All three players are projected to go in the mid- to late second round or to go undrafted. Chad Ford, an ESPN NBA Draft insider, predicts Pressey will be drafted 51st overall to the Orlando Magic in his latest mock draft. Ford wrote that Pressey "sees the floor as well as any guard in the draft."
If they go undrafted, both Pressey and Oriakhi pledged to continue working toward their NBA dream through the summer league, where younger players typically get more playing time in hopes to making an NBA roster for the regular season. Both noted that there are several examples of undrafted players who went on to successful NBA careers.
"A lot of guys have done remarkable things after going undrafted. Udonis Haslem didn't get drafted, but he's won three NBA Championships," Oriakhi said. "I love watching guys like that, and it gives me motivation. All the people that passed on them saw they didn't give up."
Of course, the best situation for both players would be to see all their hard work pay off.

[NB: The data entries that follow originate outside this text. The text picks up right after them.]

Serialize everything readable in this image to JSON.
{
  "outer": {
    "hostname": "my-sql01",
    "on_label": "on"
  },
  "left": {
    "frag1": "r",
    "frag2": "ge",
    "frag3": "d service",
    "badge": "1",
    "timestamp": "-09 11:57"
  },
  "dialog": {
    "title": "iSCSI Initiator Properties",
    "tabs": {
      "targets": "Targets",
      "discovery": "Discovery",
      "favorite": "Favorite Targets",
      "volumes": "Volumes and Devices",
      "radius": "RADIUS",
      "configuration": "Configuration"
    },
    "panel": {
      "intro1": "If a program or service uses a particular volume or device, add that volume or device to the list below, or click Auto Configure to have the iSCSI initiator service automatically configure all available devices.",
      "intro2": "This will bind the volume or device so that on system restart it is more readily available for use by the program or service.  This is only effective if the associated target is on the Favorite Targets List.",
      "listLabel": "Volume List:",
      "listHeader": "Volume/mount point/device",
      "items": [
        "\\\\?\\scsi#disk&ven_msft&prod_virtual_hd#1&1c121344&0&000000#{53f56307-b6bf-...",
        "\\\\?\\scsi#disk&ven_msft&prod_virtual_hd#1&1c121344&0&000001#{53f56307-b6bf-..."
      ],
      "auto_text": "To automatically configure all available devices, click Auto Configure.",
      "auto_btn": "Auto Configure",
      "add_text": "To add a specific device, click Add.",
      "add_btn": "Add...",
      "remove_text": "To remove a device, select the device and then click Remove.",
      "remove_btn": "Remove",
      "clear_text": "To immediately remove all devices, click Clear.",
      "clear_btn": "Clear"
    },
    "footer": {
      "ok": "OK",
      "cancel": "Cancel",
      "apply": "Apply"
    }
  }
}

"Words won't be able to express how happy I'd be to get drafted," Pressey said. "But I know that it's not a guarantee, and it will just give me incentive to keep working hard and be on a roster come Oct. 1."
Oriakhi expressed a similar desire to keep working no matter what happens Thursday night.
"It's been fun for me, but I don't care honestly. I just want to get back on the floor and start playing again," Oriakhi said. "It doesn't matter if you're pick one or pick 60. When it's time to go to work you've got to lace up and prove yourself."
Supervising editor is Grant Hodder